If big band jazz began on dance hall stages, it didn’t take long to move up to the concert hall. It was a move that offered musicians new possibilities. Danceable swing was great, but the concert hall offered them the place to compete with the kind of music that was considered more serious. As early as 1924, Paul Whiteman and George Gershwin had famously shown them the way when “Rhapsody in Blue” was premiered at New York City’s Aeolian Hall. And while Benny Goodman took his orchestra to the Carnegie Hall stage in 1938, there was swinging dance music aplenty; there were concert pieces—most notably a 12-minute version of “Sing, Sing, Sing (With a Swing)"—as well. And if economics made the big dance band something of a dinosaur after the '40s, concert jazz bands had better luck—think Duke Ellington, Stan Kenton, and Miles Davis’s work with Gil Evans.
While there is clearly some growing momentum these days to resurrect the big dance band as seen in recent releases by Bernt Rosengren and Joe Clark, Culture, the new album from trumpeter/composer John Vanore and his unique 12-piece ensemble, Abstract Truth is clearly intended as an innovative voice in the concert band mode. This is not dance music. As Vanore says about Curiosity, an earlier album, and the creation of the band: “It was decided to write for and create a 'new' group, based on the concept of the intimacy of a small group with the fire power of a big band.” In the liner notes to the new album, Vanore explains the group’s aesthetic: “Abstract Truth defines our voice by presenting a uniquely instrumental large ensemble, where the solo voice is prominent, if not dominant ... drawing on the traditions of the big band, but neither limited by nor imitating it.”

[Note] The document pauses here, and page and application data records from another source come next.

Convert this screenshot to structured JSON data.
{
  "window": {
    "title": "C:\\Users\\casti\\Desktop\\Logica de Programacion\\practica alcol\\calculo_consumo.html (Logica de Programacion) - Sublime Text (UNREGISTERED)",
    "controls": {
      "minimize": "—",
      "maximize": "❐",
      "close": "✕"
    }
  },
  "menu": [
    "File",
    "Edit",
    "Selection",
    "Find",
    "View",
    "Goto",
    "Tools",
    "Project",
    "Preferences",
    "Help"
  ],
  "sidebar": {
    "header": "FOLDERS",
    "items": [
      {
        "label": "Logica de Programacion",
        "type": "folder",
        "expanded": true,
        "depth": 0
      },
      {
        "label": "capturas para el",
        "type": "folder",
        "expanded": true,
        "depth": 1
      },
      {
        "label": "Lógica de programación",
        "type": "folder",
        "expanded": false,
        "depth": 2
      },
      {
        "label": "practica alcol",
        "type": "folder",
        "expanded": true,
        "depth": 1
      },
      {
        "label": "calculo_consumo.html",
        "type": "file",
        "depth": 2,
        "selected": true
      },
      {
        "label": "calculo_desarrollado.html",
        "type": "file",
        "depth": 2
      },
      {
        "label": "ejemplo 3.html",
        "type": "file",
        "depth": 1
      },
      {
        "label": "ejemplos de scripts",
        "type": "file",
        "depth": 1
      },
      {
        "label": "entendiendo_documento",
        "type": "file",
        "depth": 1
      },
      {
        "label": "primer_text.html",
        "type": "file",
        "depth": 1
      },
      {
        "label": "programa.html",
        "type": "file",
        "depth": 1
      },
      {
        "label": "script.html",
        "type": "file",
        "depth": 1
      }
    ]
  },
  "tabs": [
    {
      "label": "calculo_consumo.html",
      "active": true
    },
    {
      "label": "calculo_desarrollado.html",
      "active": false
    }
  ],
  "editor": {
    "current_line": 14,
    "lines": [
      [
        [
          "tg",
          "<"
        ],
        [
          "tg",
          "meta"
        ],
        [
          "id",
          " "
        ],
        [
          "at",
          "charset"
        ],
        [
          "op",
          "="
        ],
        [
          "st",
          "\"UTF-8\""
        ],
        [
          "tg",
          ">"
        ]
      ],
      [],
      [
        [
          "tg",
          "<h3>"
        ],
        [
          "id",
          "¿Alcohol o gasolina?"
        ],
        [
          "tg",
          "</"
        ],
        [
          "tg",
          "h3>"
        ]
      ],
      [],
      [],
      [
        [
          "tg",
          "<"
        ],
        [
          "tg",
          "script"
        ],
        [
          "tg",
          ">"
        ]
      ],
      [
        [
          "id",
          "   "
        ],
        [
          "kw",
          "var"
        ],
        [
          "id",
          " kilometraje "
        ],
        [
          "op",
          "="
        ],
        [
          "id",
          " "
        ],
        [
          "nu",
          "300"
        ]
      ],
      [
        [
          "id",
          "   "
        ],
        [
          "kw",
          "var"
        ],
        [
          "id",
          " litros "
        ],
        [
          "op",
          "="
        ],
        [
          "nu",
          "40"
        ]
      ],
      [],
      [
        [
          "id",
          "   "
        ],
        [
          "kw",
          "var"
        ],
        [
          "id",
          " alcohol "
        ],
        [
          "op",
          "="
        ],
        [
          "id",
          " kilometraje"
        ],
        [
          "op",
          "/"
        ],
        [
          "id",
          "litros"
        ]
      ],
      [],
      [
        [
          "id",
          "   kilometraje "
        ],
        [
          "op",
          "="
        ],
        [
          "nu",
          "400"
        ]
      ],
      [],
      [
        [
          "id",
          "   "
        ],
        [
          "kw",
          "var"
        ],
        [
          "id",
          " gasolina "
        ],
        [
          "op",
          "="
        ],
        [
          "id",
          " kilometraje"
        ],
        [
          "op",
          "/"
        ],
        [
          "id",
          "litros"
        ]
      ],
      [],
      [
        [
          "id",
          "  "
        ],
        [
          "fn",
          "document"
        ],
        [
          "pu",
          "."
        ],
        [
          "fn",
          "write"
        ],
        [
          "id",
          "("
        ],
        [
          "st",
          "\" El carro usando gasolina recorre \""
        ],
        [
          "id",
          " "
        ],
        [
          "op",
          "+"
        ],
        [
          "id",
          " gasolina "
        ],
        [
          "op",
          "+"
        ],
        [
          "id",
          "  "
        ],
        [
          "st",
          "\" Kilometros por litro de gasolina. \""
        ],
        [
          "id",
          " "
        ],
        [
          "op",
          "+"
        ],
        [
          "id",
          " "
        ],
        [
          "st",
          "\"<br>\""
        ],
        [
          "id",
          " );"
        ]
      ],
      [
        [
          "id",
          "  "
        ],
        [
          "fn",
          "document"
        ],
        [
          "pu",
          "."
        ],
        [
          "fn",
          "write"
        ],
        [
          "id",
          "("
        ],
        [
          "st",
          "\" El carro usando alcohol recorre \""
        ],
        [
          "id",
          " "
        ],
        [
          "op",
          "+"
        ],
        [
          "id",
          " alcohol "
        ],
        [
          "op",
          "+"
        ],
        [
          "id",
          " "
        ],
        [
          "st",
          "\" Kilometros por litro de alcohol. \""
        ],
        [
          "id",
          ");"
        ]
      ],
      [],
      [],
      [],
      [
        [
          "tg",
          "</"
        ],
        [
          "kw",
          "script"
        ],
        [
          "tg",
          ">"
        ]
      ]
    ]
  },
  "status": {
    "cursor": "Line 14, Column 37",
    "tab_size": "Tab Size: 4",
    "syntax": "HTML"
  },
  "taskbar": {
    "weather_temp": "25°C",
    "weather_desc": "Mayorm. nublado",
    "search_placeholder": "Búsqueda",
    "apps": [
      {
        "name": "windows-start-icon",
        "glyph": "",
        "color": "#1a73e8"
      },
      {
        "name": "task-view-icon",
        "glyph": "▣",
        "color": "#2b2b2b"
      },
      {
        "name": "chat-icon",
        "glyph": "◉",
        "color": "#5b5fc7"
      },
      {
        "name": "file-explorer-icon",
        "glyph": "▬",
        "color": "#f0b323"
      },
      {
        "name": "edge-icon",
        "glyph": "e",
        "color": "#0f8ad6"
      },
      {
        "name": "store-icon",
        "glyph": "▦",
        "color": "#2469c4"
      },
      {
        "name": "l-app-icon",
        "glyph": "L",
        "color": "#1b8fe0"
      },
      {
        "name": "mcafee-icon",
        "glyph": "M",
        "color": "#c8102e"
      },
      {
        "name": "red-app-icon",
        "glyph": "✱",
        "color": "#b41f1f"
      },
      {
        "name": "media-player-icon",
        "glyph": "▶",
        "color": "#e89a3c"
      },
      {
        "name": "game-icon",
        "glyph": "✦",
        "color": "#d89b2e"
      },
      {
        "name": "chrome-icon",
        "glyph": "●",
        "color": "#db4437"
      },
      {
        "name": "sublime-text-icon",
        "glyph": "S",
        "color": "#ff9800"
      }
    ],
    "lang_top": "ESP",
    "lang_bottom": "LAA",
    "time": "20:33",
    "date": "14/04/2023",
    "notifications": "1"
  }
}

Unique seems to be the key term to describe the band. Brass dominates. Aside from Vanore’s trumpet, personnel includes four more trumpeters who double on the flugelhorn, a French horn, a trombone, and a bass trombone. Add two reed players, a guitar, bass and drums, and a pianist and a bass clarinetist are featured on a few of the tracks. It is easy to see that unique is certainly an apt descriptor; this is a band that has a sound all its own.